As students and teachers begin to chitter chatter about end of year marks, I could not help but recognize the amount of stress we put on high grades and their connection to success. Do not get me wrong, I believe there is great value added when one’s grades are near the top but I truly do not believe it is a requirement when we discuss student success.
With this thought in mind, I decided to pose the following question to each of my classes “What is success and what do you want us adults to know about it?” Quite a simple question and yet complex at the same time for my grade 7 and 8s.
So, with 15 minutes given and chosen groups created, students began to explore what they felt success meant. Of course, there were a few imaginative ideas thrown out such as “finding bigfoot” or “owning a fleet of flying cows” but there were also some sincere and idealistic responses as well. It was these answers that added a spark to my day and made me realize that perhaps some of my ‘rants’ throughout the year had sunk in.
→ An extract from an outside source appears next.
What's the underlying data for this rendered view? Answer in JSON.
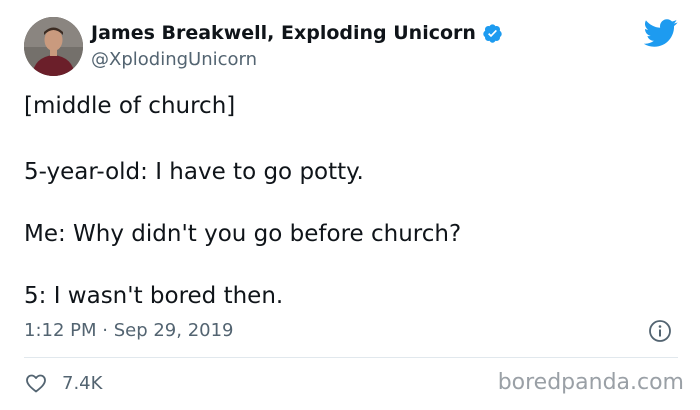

The top three responses were as follows:
1. Knowing you are 100% happy with what you are doing in life.
2. Knowing that you are 100% happy with who you ARE
3. Learning from our ‘hiccups’ so that we can do better next time.
I ask then, with the above definitions of success in mind, how do you approach such a term in your classroom? Do you focus on the grades or the process? Do you see success as needing a well-being approach or as simply a race to the top? Experience tells me that the definition of success runs on a linear fashion but that perhaps it is time for us to see it in a circular manner with a variety of connection pieces strung throughout.
I most certainly will continue to strive to have my students achieve their best and remind them that well, sometimes it programs require higher grades but that alas, it is not the grade that makes you successful. Opportunities for success exist in many forms and it is up to the individual to seek such opportunities out or catch them as they float by.
Needless to say, the attached image, as created by one group of students, is enough to make any educator, parent, or community member hopeful for our future; I most certainly am – how about you?